By Duncan Garner
The Government’s plans to expand mining have been dealt a serious blow, with one of its own MPs saying digging up Great Barrier Island is the wrong thing to do.
It’s the jewel in the crown of the outer Hauraki Gulf and Great Barrier Island is now central to the Government’s mining plans.
National’s Auckland Central MP, Nikki Kaye, says her Government should not be digging up the Barrier.
“In my view it’s unique in terms of its conservation properties, both in terms of threatened species but also from an economic perspective, I think the economics of mining are different for an island.”
Ms Kaye has broken rank with National, which wants to target 705ha of gold and silver on the island – worth $4.3 billion.
Her decision to speak out received Mr Key’s approval beforehand.
“This is clearly specific to Nikki’s electorate, on that basis, I knew she was going to make the comments she made. That’s part of a discussion document – there will be lots of views out there,” he says.
On the island today it was easy to see why Ms Kaye is arguing against the Government – her electorate survival depends on it.
“To destroy and island like this, which it would do in terms of the eco-tourism we have here, is it worth it?” says island resident Murray Willis.
Mining the Barrier will not be easy. Officials have told the Government that; “mining of any mineral is a prohibited activity on Great Barrier Island, under the Auckland City Council District Plan”, and “a plan change under the RMA would be required before any future mining operation could proceed”.
One man standing in the way of the diggers is Auckland Mayor John Banks, seeking re-election.
The former National Cabinet Minister also says the island must be left alone.
“It must be left in its pristine condition. How else are we going to sell 100 percent pure New Zealand?” he says.
The Government is also looking to open up parts of the Coromandel and the Paparoa National Park in the South Island.
Mr Key says open cast mining will not be happening.
“There is no way there is going to be open cast mine on the Coromandel in the future,” he says. “We wouldn’t have a dog show of getting through the RMA.”
As for the rest of the country, Mr Key says that’s “very unlikely” as well.
Labour disagrees, despite allowing the Pike River mine to go ahead in 2008, on precious conservation land on the West Coast.
“Mining our most sensitive, most beautiful, most important recreational areas, just doesn’t make sense,” says party leader Phil Goff.

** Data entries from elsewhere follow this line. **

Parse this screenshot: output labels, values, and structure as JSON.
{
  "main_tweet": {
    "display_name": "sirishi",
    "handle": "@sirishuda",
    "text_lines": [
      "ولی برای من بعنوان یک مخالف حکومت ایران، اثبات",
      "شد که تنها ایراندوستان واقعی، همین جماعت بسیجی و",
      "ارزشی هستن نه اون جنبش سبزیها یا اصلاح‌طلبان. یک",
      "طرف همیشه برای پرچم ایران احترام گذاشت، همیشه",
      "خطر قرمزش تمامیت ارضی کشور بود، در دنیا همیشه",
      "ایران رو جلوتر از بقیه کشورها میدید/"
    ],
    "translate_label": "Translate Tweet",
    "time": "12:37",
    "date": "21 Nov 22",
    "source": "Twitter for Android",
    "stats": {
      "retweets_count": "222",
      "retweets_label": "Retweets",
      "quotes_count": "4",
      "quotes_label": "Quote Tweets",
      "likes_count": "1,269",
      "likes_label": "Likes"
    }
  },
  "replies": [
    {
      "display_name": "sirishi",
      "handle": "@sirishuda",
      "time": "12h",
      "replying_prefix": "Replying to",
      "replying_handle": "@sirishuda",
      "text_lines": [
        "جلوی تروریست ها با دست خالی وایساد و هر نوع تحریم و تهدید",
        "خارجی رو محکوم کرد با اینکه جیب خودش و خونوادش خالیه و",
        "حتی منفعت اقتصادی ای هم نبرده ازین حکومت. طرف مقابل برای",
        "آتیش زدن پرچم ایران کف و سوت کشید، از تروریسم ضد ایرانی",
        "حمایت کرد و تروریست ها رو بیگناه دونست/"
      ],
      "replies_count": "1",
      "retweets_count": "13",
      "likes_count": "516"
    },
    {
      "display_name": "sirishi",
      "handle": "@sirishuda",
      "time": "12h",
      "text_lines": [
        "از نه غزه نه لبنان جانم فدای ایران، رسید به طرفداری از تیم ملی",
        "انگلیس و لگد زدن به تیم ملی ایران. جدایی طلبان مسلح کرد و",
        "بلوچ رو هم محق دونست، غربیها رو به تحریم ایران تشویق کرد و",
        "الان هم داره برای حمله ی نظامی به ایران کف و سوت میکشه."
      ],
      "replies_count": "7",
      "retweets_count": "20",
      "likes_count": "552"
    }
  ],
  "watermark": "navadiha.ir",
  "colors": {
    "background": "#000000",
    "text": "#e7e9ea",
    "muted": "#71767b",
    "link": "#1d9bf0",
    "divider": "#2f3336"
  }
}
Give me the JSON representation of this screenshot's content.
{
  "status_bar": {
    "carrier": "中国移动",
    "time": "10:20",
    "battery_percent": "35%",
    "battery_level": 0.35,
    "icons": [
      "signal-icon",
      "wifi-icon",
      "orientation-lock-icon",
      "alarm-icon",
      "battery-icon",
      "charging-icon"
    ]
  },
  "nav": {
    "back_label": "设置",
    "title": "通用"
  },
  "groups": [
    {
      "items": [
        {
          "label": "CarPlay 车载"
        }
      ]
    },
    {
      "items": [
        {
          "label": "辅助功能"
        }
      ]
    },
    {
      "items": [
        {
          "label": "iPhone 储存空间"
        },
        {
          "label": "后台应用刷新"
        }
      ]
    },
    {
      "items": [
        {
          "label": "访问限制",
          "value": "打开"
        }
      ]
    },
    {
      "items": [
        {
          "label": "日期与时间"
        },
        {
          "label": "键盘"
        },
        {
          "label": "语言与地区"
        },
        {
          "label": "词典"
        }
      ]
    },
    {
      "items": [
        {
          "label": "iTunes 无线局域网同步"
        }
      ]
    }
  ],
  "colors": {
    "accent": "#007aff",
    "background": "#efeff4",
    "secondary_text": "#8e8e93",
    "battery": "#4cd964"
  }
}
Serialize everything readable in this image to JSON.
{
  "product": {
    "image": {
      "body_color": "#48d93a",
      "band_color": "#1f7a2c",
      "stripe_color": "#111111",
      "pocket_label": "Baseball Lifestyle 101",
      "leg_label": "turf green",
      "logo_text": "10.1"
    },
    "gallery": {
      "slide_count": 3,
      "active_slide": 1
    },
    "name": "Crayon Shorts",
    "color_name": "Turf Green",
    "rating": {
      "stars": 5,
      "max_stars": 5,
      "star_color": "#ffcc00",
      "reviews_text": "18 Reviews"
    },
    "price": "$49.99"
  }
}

He flies to the Barrier tomorrow, while Ms Kaye is hoping her Government isn’t flying in the face of public opinion.
source: newshub archive